Hours: Daily, 11:30 a.m. to 10 p.m.; dim sum served Saturdays and Sundays, 11:30 to 3 p.m.

Price Range: Dinner entrees range from $4.95 to $8.95; sepcial family dinners, $7.95 per person; "authentic Chinese dinners," $9.95 per person.

Atmosphere: Slightly elegant, but not to the point of requiring a tie and jacket.

Credit Cards: Visa, Master Charge, American Express.

Reservations: Recommended on weekends, at dinnertime.

Special facilities: Booster chairs; free parking after 5:30 in parking building next to First Virginia Bank of Fort Myer Drive; wheelchairs a problem after 6 p.m., when the elevator stope working.

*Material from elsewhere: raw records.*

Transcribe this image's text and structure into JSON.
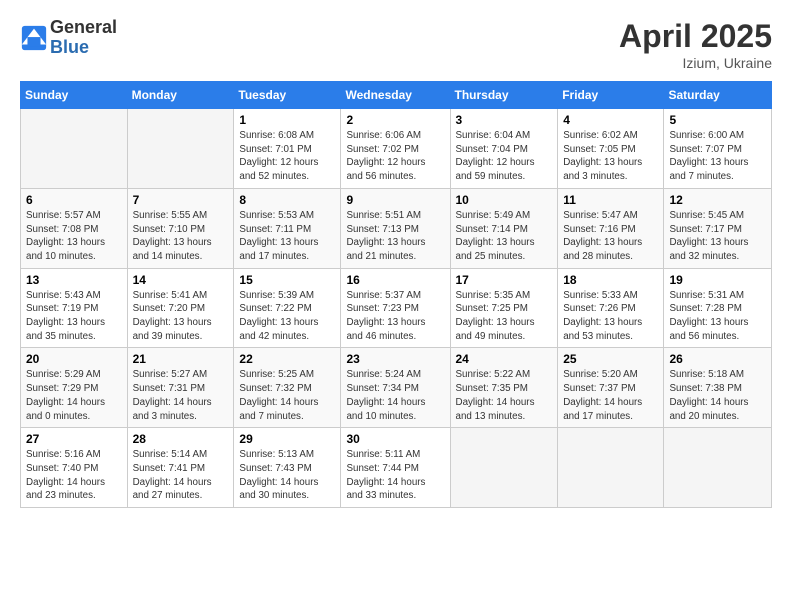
{
  "logo": {
    "general": "General",
    "blue": "Blue"
  },
  "title": "April 2025",
  "location": "Izium, Ukraine",
  "days_header": [
    "Sunday",
    "Monday",
    "Tuesday",
    "Wednesday",
    "Thursday",
    "Friday",
    "Saturday"
  ],
  "weeks": [
    [
      {
        "day": "",
        "info": ""
      },
      {
        "day": "",
        "info": ""
      },
      {
        "day": "1",
        "info": "Sunrise: 6:08 AM\nSunset: 7:01 PM\nDaylight: 12 hours\nand 52 minutes."
      },
      {
        "day": "2",
        "info": "Sunrise: 6:06 AM\nSunset: 7:02 PM\nDaylight: 12 hours\nand 56 minutes."
      },
      {
        "day": "3",
        "info": "Sunrise: 6:04 AM\nSunset: 7:04 PM\nDaylight: 12 hours\nand 59 minutes."
      },
      {
        "day": "4",
        "info": "Sunrise: 6:02 AM\nSunset: 7:05 PM\nDaylight: 13 hours\nand 3 minutes."
      },
      {
        "day": "5",
        "info": "Sunrise: 6:00 AM\nSunset: 7:07 PM\nDaylight: 13 hours\nand 7 minutes."
      }
    ],
    [
      {
        "day": "6",
        "info": "Sunrise: 5:57 AM\nSunset: 7:08 PM\nDaylight: 13 hours\nand 10 minutes."
      },
      {
        "day": "7",
        "info": "Sunrise: 5:55 AM\nSunset: 7:10 PM\nDaylight: 13 hours\nand 14 minutes."
      },
      {
        "day": "8",
        "info": "Sunrise: 5:53 AM\nSunset: 7:11 PM\nDaylight: 13 hours\nand 17 minutes."
      },
      {
        "day": "9",
        "info": "Sunrise: 5:51 AM\nSunset: 7:13 PM\nDaylight: 13 hours\nand 21 minutes."
      },
      {
        "day": "10",
        "info": "Sunrise: 5:49 AM\nSunset: 7:14 PM\nDaylight: 13 hours\nand 25 minutes."
      },
      {
        "day": "11",
        "info": "Sunrise: 5:47 AM\nSunset: 7:16 PM\nDaylight: 13 hours\nand 28 minutes."
      },
      {
        "day": "12",
        "info": "Sunrise: 5:45 AM\nSunset: 7:17 PM\nDaylight: 13 hours\nand 32 minutes."
      }
    ],
    [
      {
        "day": "13",
        "info": "Sunrise: 5:43 AM\nSunset: 7:19 PM\nDaylight: 13 hours\nand 35 minutes."
      },
      {
        "day": "14",
        "info": "Sunrise: 5:41 AM\nSunset: 7:20 PM\nDaylight: 13 hours\nand 39 minutes."
      },
      {
        "day": "15",
        "info": "Sunrise: 5:39 AM\nSunset: 7:22 PM\nDaylight: 13 hours\nand 42 minutes."
      },
      {
        "day": "16",
        "info": "Sunrise: 5:37 AM\nSunset: 7:23 PM\nDaylight: 13 hours\nand 46 minutes."
      },
      {
        "day": "17",
        "info": "Sunrise: 5:35 AM\nSunset: 7:25 PM\nDaylight: 13 hours\nand 49 minutes."
      },
      {
        "day": "18",
        "info": "Sunrise: 5:33 AM\nSunset: 7:26 PM\nDaylight: 13 hours\nand 53 minutes."
      },
      {
        "day": "19",
        "info": "Sunrise: 5:31 AM\nSunset: 7:28 PM\nDaylight: 13 hours\nand 56 minutes."
      }
    ],
    [
      {
        "day": "20",
        "info": "Sunrise: 5:29 AM\nSunset: 7:29 PM\nDaylight: 14 hours\nand 0 minutes."
      },
      {
        "day": "21",
        "info": "Sunrise: 5:27 AM\nSunset: 7:31 PM\nDaylight: 14 hours\nand 3 minutes."
      },
      {
        "day": "22",
        "info": "Sunrise: 5:25 AM\nSunset: 7:32 PM\nDaylight: 14 hours\nand 7 minutes."
      },
      {
        "day": "23",
        "info": "Sunrise: 5:24 AM\nSunset: 7:34 PM\nDaylight: 14 hours\nand 10 minutes."
      },
      {
        "day": "24",
        "info": "Sunrise: 5:22 AM\nSunset: 7:35 PM\nDaylight: 14 hours\nand 13 minutes."
      },
      {
        "day": "25",
        "info": "Sunrise: 5:20 AM\nSunset: 7:37 PM\nDaylight: 14 hours\nand 17 minutes."
      },
      {
        "day": "26",
        "info": "Sunrise: 5:18 AM\nSunset: 7:38 PM\nDaylight: 14 hours\nand 20 minutes."
      }
    ],
    [
      {
        "day": "27",
        "info": "Sunrise: 5:16 AM\nSunset: 7:40 PM\nDaylight: 14 hours\nand 23 minutes."
      },
      {
        "day": "28",
        "info": "Sunrise: 5:14 AM\nSunset: 7:41 PM\nDaylight: 14 hours\nand 27 minutes."
      },
      {
        "day": "29",
        "info": "Sunrise: 5:13 AM\nSunset: 7:43 PM\nDaylight: 14 hours\nand 30 minutes."
      },
      {
        "day": "30",
        "info": "Sunrise: 5:11 AM\nSunset: 7:44 PM\nDaylight: 14 hours\nand 33 minutes."
      },
      {
        "day": "",
        "info": ""
      },
      {
        "day": "",
        "info": ""
      },
      {
        "day": "",
        "info": ""
      }
    ]
  ]
}
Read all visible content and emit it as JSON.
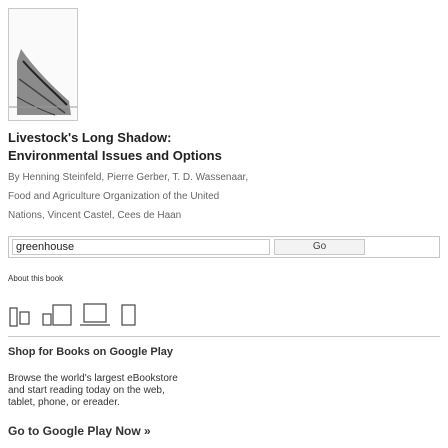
{
  "book": {
    "title_line1": "Livestock's Long Shadow:",
    "title_line2": "Environmental Issues and Options",
    "authors_line1": "By Henning Steinfeld, Pierre Gerber, T. D. Wassenaar,",
    "authors_line2": "Food and Agriculture Organization of the United",
    "authors_line3": "Nations, Vincent Castel, Cees de Haan"
  },
  "search": {
    "value": "greenhouse",
    "button_label": "Go"
  },
  "about_link": "About this book",
  "store_icons": [
    "phone-icon",
    "tablet-icon",
    "laptop-icon",
    "ereader-icon"
  ],
  "shop": {
    "heading": "Shop for Books on Google Play",
    "desc_line1": "Browse the world's largest eBookstore",
    "desc_line2": "and start reading today on the web,",
    "desc_line3": "tablet, phone, or ereader.",
    "cta": "Go to Google Play Now »"
  },
  "colors": {
    "border": "#c8c8c8",
    "text": "#222222",
    "muted": "#666666"
  }
}
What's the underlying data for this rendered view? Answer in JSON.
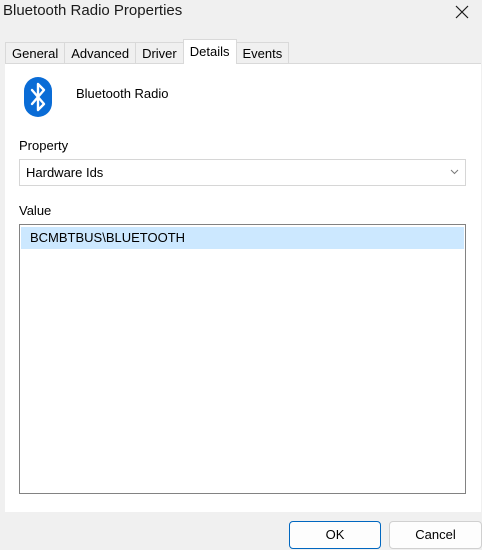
{
  "window": {
    "title": "Bluetooth Radio Properties"
  },
  "tabs": [
    {
      "label": "General"
    },
    {
      "label": "Advanced"
    },
    {
      "label": "Driver"
    },
    {
      "label": "Details",
      "active": true
    },
    {
      "label": "Events"
    }
  ],
  "device": {
    "name": "Bluetooth Radio",
    "icon": "bluetooth-icon",
    "icon_color": "#0a6cd6"
  },
  "property": {
    "label": "Property",
    "selected": "Hardware Ids"
  },
  "value": {
    "label": "Value",
    "items": [
      "BCMBTBUS\\BLUETOOTH"
    ]
  },
  "buttons": {
    "ok": "OK",
    "cancel": "Cancel"
  },
  "colors": {
    "selection": "#cce8ff",
    "accent": "#0067c0"
  }
}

One of our daughters pouted all the way to China Garden, saying, "I don't like Chinese food. You know I hate Chinese food." When we arrived, her face lit up and she said, "Oh, I didn't know you meant this place!"

She, who refuses to allow shrimp toast to cross her lips, considers this second-story Cantonese restaurant a stand-out among local eateries. And for the rest of the family, who require frequent fixes of Oreintal food, the China Garden in Rosslyn is a perfect place to chase the blahs away. It is particular treat to bring the family here for weekend dim sum, or Chinese tea lunch.

One would not describe China Garden as a haven for the nursery set. The tables are covered with white clots: the waiters, though polite and competent, are not particularly warm or reassuring, and the clientele -- much of it dressed in busness suits at dinnertime -- does no look as if it would welcome children shrieking past the table en route to the wishing well at the entrance.

Prices at China Garden are on the high side for Chinese food -- the more so if, like us, you order more than you should because it's so frustrating to limit your order. But whereas I might think twice about bringing the kids to a pricey French restaurant, children are an advantage at a place like China Garden, where dishes are share family style, and where the presence of two additional mouths allows you to sample more dishes than you reasonably could as a couple. On our last visit, our family of four spent $48.83, tip included, but only because we indulged ourselves wildly, on the pretext of exploring the menu. On other evenings we've spent $35, and of course, dim sum is cheaper still.

Following family custom, the children allowed us to pick all four entrees, trusting that we'd order at least one dish they like, and requiring only that we order the holy of holies: Chinese white rice, which comes with the meal and which they would behappy eating three times a day.

We ordered two old stand-bys: crystal shrimp natural ($7.75) and shredded chicken with hot chili and black bean sauce($6.25), two of the most popular items on the menu. The secret of the shrimp dish (served beautifully on a bed of slivers of raw carrots, scallions and ginger) is a sauce so delicate that it preserves the integrity of the excellent, fresh jumbo shrimp, a generous portion cooked to just the right degree and no more.

The chicken dish is something grown-ups should surely try. Out children have slightly mixed feelings about it: they love it, but it's spicier than they are happy with. This, plus the fact that it arrives on a bed of spicy cooked green peppers, would probably cancel any interest most children might otherwise have in the dish. On the whole, though, dishes at this Cantonese restaurant are not heavily spiced.

We had very pleasant memories of the Chinese broccoli with oyster sauce ($4.95), a demonstration of how broccoli stems and leaves can be rendered at least as interesting as the flowerettes when well prepared. This time, however, we tried the vegetable combination "lo-hon" style ($5.95), which was a mistake with the chilren, who decided to hate it as soon as they saw odd ingredients such as sliced lotus root, which never reached smelling distance of their mouths.

Being more venturesome than usual, we also had order the sliced whelk and squids sauteed with Chinese kale ($7.25), a frankly seafood dish that contained enough squishy and squeaky things to put the children off totally, and which unaccountably arrived containing about 15 scallops and not quite enough squid. The kale was superb, and even with two of our entrees considered indeible by the girls, we generally had a good meal.

China Garden's most famous sweet is its fried ice cream ($1.50), which is fun to watch: a scoop of ice cream surrounded by batter and deep-fried is brought to the table, where the waiter pours rum and chocolate sauce over it and sets the golden ball aflame, to everyone's delight. There is no question this should be a delicious confection, but we found it a major disappointment. Still, it is fun to order at least one.

We were far happier with the banana fritters ($.75 for two half slices), and one grown-up was quite content with the odd taste and texture of Chinese lychee fruit ($.75).

Lots of families think of Chinese food when they're tired and hungry and have a carful of children and don't want to spend much.China Garden isn't that kind of Chinese restaurant, but it's a nice treat for children who are real fans of good Chinese food.